This tiny tourist destination has thousands of years of history. Its first visitors were people from the Paleolithic period, who arrives to our island by dugout canoes about 12,000 years; however, very little has been left behind by these people to indicate this claim by those lacking a untrained eye, As most of what these hunter-gatherer groups have used and left behind was organic in composition and degrades in a very short period of time.

Paleo burial sites were discovered inland and in a high-salinity terrain within a short distance from the sea at Malmok area. The high salinity ground has much contributed to the preservation of teeth and bones. Other artifacts discovered of these people were items made out of stone, such as tools, projectile points, fire hearth stone and artifacts made of seashells.

Aruba’s Shell Midden sites are usually found within 50 meters of the sea, mostly on the South and western coasts. They are generally made out of sand, pieces of conch, mussels, oysters, rounded stones and pebbles. Middens are also found within shores of estuaries and sea inlets but predominate near sandy beaches. Many shell middens also contain fish, bird, reptiles and mammal bones, prehistoric ceramic shreds and colonial artifacts mixed within the debris as well as pieces of charcoal and other debris used in food preparation.

Middens dating from the ceramic agricultural and early European period of history are often very similar to earlier middens, since such middens were used by various cultures during a prolong period of time covering different time periods. So these sites may also contain glass, crockery, metal and bones of none native or introduced animals such as sheep, goats, cattle, pigs Etc. These historic middens are found wherever there has been a historic settlement made where there used to be a native settlement. The largest Middens are often in places where hotels or other modern activities are taking place today, like those at the developed coastal areas and a particular one at Arashi, which has been the focal point of our columnist for many years.

He has written many letters to our Department of Culture, the Minister of Culture, Chief of Police, etc., mentioning the need to protect this historical shell Midden. Some thirty years ago, he finally got the attention of D.O.W. (the Department of Public Works), who closed the makeshift entrance to the site by placing some two-ton boulders, preventing campers, motor vehicles, ATVs, and UTVs from reaching, parking, or riding over the Middens. However, after 10 years of protection, tour operators moved these stones, and today one of these Middens has almost completely disappeared while nobody cares. Yes, it is so sad to see that every weekend and camping season more and more of this particular Midden is being destroyed and eroded by public irresponsibility.

WHAT IS A MIDDEN? ‘Midden’ is an old English word for a household rubbish dump, and this is the meaning used by archaeologists. Middens are places where food remains, such as shellfish and animal bones, ash and charcoal from fires, and broken or worn-out tools were thrown away, dumped, or buried. Middens can be of Paleolithic hunters and gatherers, Caquetios, or European origin. Middens are one of the most common kinds of archaeological sites found in Aruba.

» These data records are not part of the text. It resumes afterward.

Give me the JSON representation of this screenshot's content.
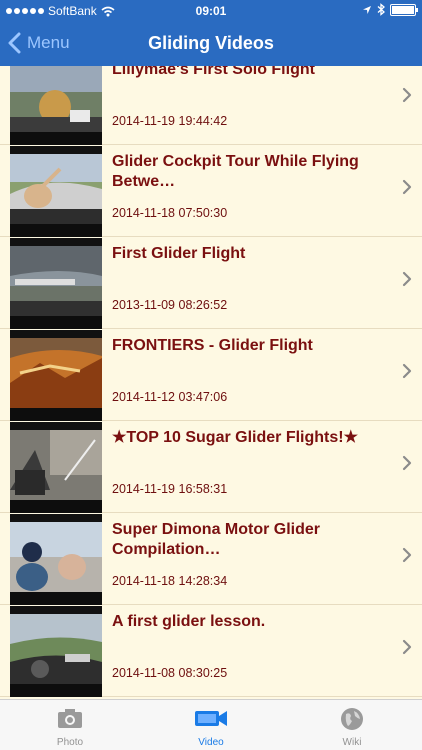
{
  "status_bar": {
    "carrier": "SoftBank",
    "time": "09:01"
  },
  "nav": {
    "back_label": "Menu",
    "title": "Gliding Videos"
  },
  "videos": [
    {
      "title": "Lillymae's First Solo Flight",
      "date": "2014-11-19 19:44:42"
    },
    {
      "title": "Glider Cockpit Tour While Flying Betwe…",
      "date": "2014-11-18 07:50:30"
    },
    {
      "title": "First Glider Flight",
      "date": "2013-11-09 08:26:52"
    },
    {
      "title": "FRONTIERS - Glider Flight",
      "date": "2014-11-12 03:47:06"
    },
    {
      "title": "★TOP 10 Sugar Glider Flights!★",
      "date": "2014-11-19 16:58:31"
    },
    {
      "title": "Super Dimona Motor Glider Compilation…",
      "date": "2014-11-18 14:28:34"
    },
    {
      "title": "A first glider lesson.",
      "date": "2014-11-08 08:30:25"
    }
  ],
  "tabs": [
    {
      "label": "Photo",
      "icon": "camera-icon"
    },
    {
      "label": "Video",
      "icon": "video-camera-icon",
      "active": true
    },
    {
      "label": "Wiki",
      "icon": "globe-icon"
    }
  ],
  "colors": {
    "nav": "#2a6bc1",
    "list_bg": "#fef9e3",
    "title_text": "#7a1010",
    "active_tab": "#1a7be6"
  }
}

Intrigued by Aruba`s origins and its cultural heritage? Then we encourage you to do something outside of the tourist grid. Become one of the exclusive visitors of Etnia Nativa, a private residential encounter set up, where you will be able to touch and be touched by authentic Aruba heritage, a spectacle of native art, archaic as well as archaeological artifacts, lithic tools, colonial furniture, and other items of the island’s bygone era. Get inside a recycled environment full of peace, relaxation, knowledge, and information.

Etnia Nativa is, since 1994, the home of Anthony, our acclaimed columnist, artist craftsman, and island Piache, who guides and lectures you through his resplendent collection. E.N. is the only place that recreates and introduces you to an authentic glimpse into Aruba’s native cultural heritage and its colonial footprint. Something completely different for a change—a contemporary Native Aruba experience!

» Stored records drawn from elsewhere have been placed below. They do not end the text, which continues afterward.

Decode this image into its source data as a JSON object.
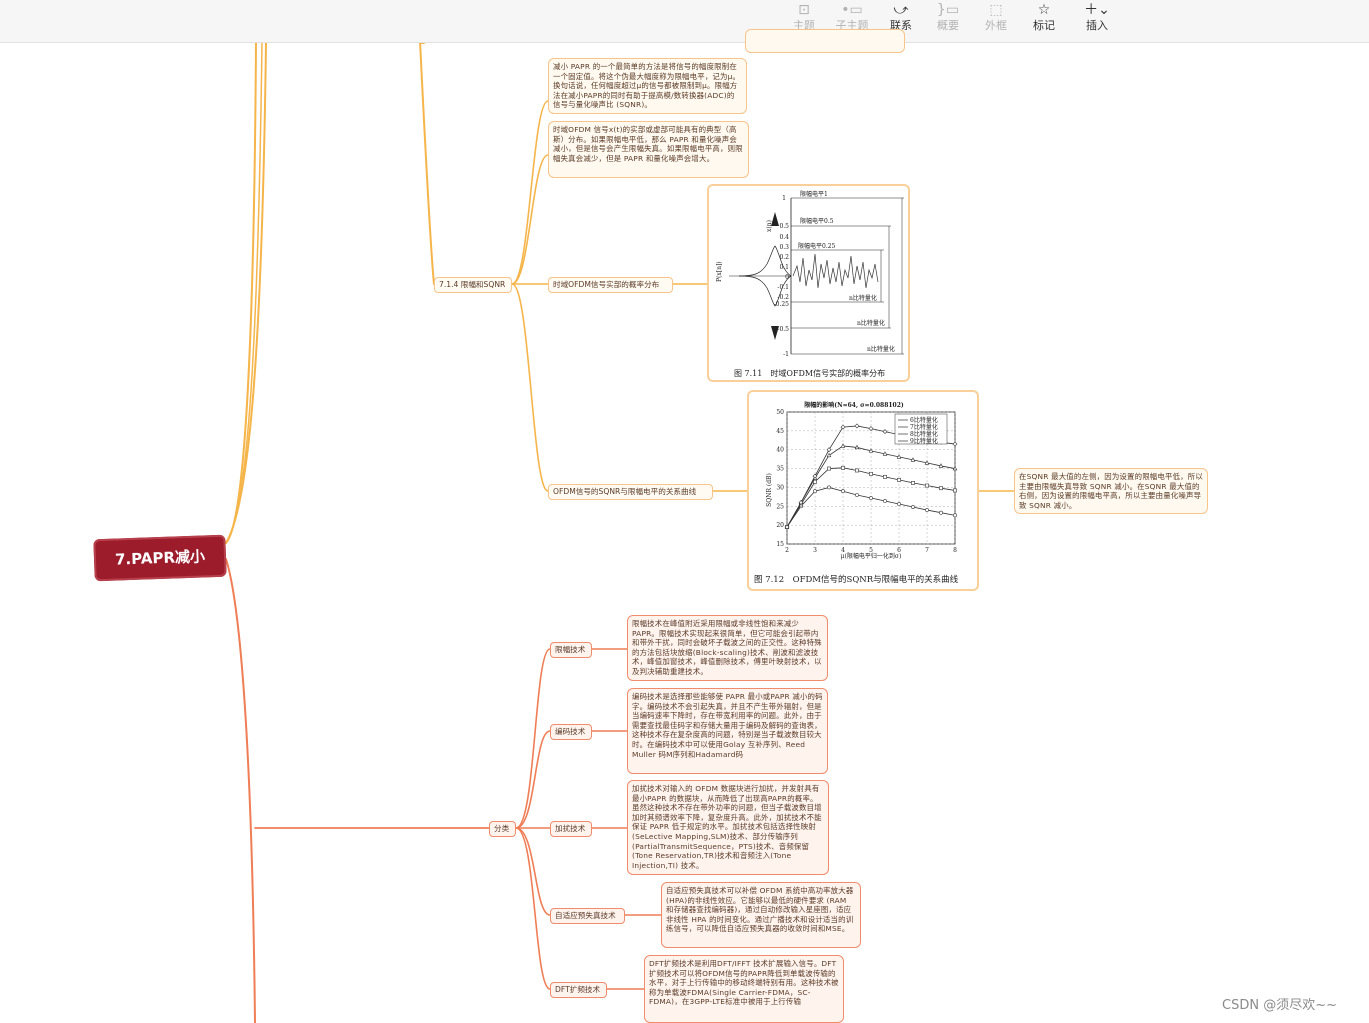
{
  "toolbar": {
    "items": [
      {
        "label": "主题",
        "icon": "topic-icon",
        "enabled": false
      },
      {
        "label": "子主题",
        "icon": "subtopic-icon",
        "enabled": false
      },
      {
        "label": "联系",
        "icon": "relationship-icon",
        "enabled": true
      },
      {
        "label": "概要",
        "icon": "summary-icon",
        "enabled": false
      },
      {
        "label": "外框",
        "icon": "boundary-icon",
        "enabled": false
      },
      {
        "label": "标记",
        "icon": "star-icon",
        "enabled": true
      },
      {
        "label": "插入",
        "icon": "plus-icon",
        "enabled": true
      }
    ]
  },
  "root": {
    "label": "7.PAPR减小"
  },
  "section": {
    "label": "7.1.4 限幅和SQNR",
    "note1": "减小 PAPR 的一个最简单的方法是将信号的幅度限制在一个固定值。将这个伪最大幅度称为限幅电平，记为μ。换句话说，任何幅度超过μ的信号都被限制到μ。限幅方法在减小PAPR的同时有助于提高模/数转换器(ADC)的信号与量化噪声比 (SQNR)。",
    "note2": "时域OFDM 信号x(t)的实部或虚部可能具有的典型（高斯）分布。如果限幅电平低，那么 PAPR 和量化噪声会减小，但是信号会产生限幅失真。如果限幅电平高，则限幅失真会减少，但是 PAPR 和量化噪声会增大。",
    "prob_label": "时域OFDM信号实部的概率分布",
    "sqnr_label": "OFDM信号的SQNR与限幅电平的关系曲线",
    "sqnr_note": "在SQNR 最大值的左侧，因为设置的限幅电平低，所以主要由限幅失真导致 SQNR 减小。在SQNR 最大值的右侧，因为设置的限幅电平高，所以主要由量化噪声导致 SQNR 减小。"
  },
  "figure711": {
    "caption": "图 7.11　时域OFDM信号实部的概率分布",
    "level1": "限幅电平1",
    "level05": "限幅电平0.5",
    "level025": "限幅电平0.25",
    "q1": "n比特量化",
    "q2": "n比特量化",
    "q3": "n比特量化",
    "pdf_label": "P(x[n])",
    "xn_label": "x(n)",
    "ticks": [
      "1",
      "0.5",
      "0.4",
      "0.3",
      "0.2",
      "0.1",
      "0",
      "-0.1",
      "-0.2",
      "-0.25",
      "-0.5",
      "-1"
    ]
  },
  "chart_data": {
    "type": "line",
    "title": "限幅的影响(N=64, σ=0.088102)",
    "xlabel": "μ(限幅电平归一化到σ)",
    "ylabel": "SQNR (dB)",
    "xlim": [
      2,
      8
    ],
    "ylim": [
      15,
      50
    ],
    "xticks": [
      "2",
      "3",
      "4",
      "5",
      "6",
      "7",
      "8"
    ],
    "yticks": [
      "15",
      "20",
      "25",
      "30",
      "35",
      "40",
      "45",
      "50"
    ],
    "legend": "top-right",
    "grid": true,
    "x": [
      2,
      2.5,
      3,
      3.5,
      4,
      4.5,
      5,
      5.5,
      6,
      6.5,
      7,
      7.5,
      8
    ],
    "series": [
      {
        "name": "6比特量化",
        "values": [
          19.5,
          25,
          29,
          30,
          29,
          28,
          27.2,
          26.4,
          25.6,
          24.8,
          24,
          23.3,
          22.6
        ]
      },
      {
        "name": "7比特量化",
        "values": [
          19.5,
          25.5,
          31.5,
          35,
          35.2,
          34.5,
          33.6,
          32.8,
          32,
          31.2,
          30.5,
          29.8,
          29.2
        ]
      },
      {
        "name": "8比特量化",
        "values": [
          19.5,
          26,
          32.5,
          38.5,
          41,
          40.6,
          39.7,
          38.9,
          38.1,
          37.3,
          36.5,
          35.7,
          35
        ]
      },
      {
        "name": "9比特量化",
        "values": [
          19.5,
          26,
          33,
          40,
          46,
          46.3,
          45.6,
          44.8,
          44,
          43.3,
          42.6,
          42,
          41.5
        ]
      }
    ]
  },
  "figure712": {
    "caption": "图 7.12　OFDM信号的SQNR与限幅电平的关系曲线"
  },
  "classify": {
    "label": "分类",
    "items": [
      {
        "label": "限幅技术",
        "text": "限幅技术在峰值附近采用限幅或非线性饱和来减少PAPR。限幅技术实现起来很简单，但它可能会引起带内和带外干扰，同时会破坏子载波之间的正交性。这种特殊的方法包括块放缩(Block-scaling)技术、削波和滤波技术，峰值加窗技术，峰值删除技术，傅里叶映射技术，以及判决辅助重建技术。"
      },
      {
        "label": "编码技术",
        "text": "编码技术是选择那些能够使 PAPR 最小或PAPR 减小的码字。编码技术不会引起失真，并且不产生带外辐射，但是当编码速率下降时，存在带宽利用率的问题。此外，由于需要查找最佳码字和存储大量用于编码及解码的查询表，这种技术存在复杂度高的问题，特别是当子载波数目较大时。在编码技术中可以使用Golay 互补序列、Reed Muller 码M序列和Hadamard码"
      },
      {
        "label": "加扰技术",
        "text": "加扰技术对输入的 OFDM 数据块进行加扰，并发射具有最小PAPR 的数据块，从而降低了出现高PAPR的概率。虽然这种技术不存在带外功率的问题，但当子载波数目增加时其频谱效率下降，复杂度升高。此外，加扰技术不能保证 PAPR 低于规定的水平。加扰技术包括选择性映射(SeLective Mapping,SLM)技术、部分传输序列(PartialTransmitSequence，PTS)技术、音频保留(Tone Reservation,TR)技术和音频注入(Tone Injection,TI) 技术。"
      },
      {
        "label": "自适应预失真技术",
        "text": "自适应预失真技术可以补偿 OFDM 系统中高功率放大器 (HPA)的非线性效应。它能够以最低的硬件要求 (RAM 和存储器查找编码器)，通过自动修改输入星座图，适应非线性 HPA 的时间变化。通过广播技术和设计适当的训练信号，可以降低自适应预失真器的收敛时间和MSE。"
      },
      {
        "label": "DFT扩频技术",
        "text": "DFT扩频技术是利用DFT/IFFT 技术扩展输入信号。DFT 扩频技术可以将OFDM信号的PAPR降低到单载波传输的水平，对于上行传输中的移动终端特别有用。这种技术被称为单载波FDMA(Single Carrier-FDMA，SC-FDMA)，在3GPP-LTE标准中被用于上行传输"
      }
    ]
  },
  "watermark": "CSDN @须尽欢~~",
  "colors": {
    "root": "#9c1c2c",
    "yellow_branch": "#f5b54a",
    "orange_branch": "#ef7d55",
    "toolbar_bg": "#f6f6f6"
  }
}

Appointment is required + 297 592 2702 or etnianativa03@gmail.com